→ What the task requires
Which lines in the records below hold the word "glyph"? Copy each of them.
BEGIN Recorded data
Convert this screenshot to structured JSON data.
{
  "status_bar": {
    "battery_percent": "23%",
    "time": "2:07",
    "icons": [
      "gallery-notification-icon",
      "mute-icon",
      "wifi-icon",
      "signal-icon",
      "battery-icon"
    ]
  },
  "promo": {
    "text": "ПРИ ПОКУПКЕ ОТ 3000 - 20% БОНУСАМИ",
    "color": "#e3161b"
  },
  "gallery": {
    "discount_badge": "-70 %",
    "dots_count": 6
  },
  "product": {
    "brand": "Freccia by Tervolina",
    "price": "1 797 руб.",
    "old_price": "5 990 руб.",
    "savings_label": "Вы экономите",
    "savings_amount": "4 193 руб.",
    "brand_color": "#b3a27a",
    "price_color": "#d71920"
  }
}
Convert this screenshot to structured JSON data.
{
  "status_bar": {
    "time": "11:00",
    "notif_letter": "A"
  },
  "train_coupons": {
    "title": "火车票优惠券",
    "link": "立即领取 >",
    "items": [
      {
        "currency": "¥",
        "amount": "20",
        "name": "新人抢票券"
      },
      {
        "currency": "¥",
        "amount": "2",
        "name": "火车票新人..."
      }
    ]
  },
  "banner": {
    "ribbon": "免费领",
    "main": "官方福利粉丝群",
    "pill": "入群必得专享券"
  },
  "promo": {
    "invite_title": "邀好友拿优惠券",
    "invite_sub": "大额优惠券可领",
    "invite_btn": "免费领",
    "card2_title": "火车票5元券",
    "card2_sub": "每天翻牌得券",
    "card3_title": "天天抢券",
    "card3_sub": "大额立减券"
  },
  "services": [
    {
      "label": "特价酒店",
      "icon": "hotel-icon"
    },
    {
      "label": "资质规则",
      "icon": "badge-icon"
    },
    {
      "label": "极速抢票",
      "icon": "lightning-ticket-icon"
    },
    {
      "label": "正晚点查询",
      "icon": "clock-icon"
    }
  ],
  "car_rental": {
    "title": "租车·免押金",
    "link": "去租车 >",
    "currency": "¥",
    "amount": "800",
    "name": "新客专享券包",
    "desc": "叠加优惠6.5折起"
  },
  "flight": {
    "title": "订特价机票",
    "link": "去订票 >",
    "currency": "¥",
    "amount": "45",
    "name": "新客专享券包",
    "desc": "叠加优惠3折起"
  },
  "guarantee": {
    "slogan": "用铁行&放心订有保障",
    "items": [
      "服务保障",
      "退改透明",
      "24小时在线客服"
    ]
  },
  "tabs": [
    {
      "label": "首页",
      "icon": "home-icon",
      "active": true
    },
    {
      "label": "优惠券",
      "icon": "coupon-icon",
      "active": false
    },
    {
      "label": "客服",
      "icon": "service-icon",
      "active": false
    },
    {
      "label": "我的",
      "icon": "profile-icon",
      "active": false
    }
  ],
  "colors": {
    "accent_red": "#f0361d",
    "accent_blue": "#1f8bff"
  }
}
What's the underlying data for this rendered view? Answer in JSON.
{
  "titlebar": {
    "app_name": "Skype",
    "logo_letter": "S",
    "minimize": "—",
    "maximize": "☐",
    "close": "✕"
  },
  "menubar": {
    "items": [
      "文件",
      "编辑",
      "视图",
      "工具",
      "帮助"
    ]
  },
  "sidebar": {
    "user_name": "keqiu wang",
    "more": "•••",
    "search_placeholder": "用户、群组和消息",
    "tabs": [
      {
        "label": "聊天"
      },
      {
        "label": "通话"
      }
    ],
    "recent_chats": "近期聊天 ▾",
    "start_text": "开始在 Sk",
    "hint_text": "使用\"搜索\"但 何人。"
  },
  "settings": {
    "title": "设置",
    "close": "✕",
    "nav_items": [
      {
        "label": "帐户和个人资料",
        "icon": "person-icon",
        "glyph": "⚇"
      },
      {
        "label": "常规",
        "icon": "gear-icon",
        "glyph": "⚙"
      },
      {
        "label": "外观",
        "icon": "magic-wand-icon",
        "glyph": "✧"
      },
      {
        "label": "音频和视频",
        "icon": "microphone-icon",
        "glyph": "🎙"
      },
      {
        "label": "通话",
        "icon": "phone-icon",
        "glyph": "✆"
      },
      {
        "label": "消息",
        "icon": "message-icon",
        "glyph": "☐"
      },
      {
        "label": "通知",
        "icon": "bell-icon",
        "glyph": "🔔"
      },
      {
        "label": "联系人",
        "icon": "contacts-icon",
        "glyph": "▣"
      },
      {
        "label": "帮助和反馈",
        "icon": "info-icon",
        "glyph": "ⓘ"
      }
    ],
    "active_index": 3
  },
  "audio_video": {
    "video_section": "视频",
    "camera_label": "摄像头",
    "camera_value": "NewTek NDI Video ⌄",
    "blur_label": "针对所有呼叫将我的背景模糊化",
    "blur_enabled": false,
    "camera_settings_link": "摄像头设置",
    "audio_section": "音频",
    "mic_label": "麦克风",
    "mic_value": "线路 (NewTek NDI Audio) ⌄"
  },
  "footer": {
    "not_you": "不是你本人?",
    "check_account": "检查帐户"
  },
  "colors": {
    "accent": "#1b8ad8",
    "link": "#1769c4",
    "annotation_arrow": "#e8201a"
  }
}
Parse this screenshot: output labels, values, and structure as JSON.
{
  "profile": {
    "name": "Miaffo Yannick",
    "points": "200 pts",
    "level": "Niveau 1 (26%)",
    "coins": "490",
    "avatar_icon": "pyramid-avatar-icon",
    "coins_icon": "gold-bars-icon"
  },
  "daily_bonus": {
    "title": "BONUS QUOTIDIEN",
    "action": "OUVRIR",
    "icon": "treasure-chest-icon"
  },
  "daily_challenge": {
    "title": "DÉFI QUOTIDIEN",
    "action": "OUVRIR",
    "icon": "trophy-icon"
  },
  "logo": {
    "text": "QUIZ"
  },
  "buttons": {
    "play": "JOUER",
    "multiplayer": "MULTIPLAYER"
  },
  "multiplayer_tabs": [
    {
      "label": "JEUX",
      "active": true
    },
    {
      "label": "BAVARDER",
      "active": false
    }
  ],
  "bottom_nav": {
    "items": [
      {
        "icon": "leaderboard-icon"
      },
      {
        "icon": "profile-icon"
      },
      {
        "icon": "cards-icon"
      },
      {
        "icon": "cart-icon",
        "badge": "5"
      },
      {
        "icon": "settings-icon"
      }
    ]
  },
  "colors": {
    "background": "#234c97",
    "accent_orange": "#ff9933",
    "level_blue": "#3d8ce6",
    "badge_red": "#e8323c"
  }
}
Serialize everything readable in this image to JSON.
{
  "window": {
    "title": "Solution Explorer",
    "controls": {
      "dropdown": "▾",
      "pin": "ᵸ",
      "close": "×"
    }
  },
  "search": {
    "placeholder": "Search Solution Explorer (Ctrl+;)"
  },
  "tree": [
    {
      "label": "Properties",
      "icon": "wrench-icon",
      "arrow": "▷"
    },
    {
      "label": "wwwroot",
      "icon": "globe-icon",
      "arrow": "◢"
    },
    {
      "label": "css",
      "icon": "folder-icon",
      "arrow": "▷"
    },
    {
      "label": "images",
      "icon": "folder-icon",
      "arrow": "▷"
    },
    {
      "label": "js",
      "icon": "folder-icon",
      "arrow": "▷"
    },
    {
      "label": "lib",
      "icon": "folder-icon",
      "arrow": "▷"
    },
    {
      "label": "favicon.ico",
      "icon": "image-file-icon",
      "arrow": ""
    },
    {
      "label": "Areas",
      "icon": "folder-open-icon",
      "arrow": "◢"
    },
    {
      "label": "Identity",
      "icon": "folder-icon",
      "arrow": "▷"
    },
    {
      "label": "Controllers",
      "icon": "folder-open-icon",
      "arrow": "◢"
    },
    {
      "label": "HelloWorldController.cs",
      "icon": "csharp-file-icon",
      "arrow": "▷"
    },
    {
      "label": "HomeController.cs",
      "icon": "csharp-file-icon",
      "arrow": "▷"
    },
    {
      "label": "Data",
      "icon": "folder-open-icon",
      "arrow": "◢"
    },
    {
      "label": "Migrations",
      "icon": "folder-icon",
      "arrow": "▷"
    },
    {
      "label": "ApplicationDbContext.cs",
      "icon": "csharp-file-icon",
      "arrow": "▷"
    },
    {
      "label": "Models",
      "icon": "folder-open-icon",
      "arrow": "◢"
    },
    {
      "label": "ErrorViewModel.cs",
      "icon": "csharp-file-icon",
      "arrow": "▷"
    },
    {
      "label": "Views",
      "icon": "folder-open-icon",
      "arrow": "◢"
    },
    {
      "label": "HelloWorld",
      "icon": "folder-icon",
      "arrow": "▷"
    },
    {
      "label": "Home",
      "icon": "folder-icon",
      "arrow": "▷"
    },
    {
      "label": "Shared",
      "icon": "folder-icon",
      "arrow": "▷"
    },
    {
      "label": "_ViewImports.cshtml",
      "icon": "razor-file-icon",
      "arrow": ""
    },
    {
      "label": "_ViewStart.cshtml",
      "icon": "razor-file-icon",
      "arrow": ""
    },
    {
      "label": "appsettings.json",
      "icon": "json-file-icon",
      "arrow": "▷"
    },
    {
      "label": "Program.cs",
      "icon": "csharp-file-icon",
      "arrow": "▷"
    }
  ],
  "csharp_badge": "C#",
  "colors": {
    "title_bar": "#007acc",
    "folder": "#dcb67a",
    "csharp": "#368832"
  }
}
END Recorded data
→ Result
        "glyph": "⚇"
        "glyph": "⚙"
        "glyph": "✧"
        "glyph": "🎙"
        "glyph": "✆"
        "glyph": "☐"
        "glyph": "🔔"
        "glyph": "▣"
        "glyph": "ⓘ"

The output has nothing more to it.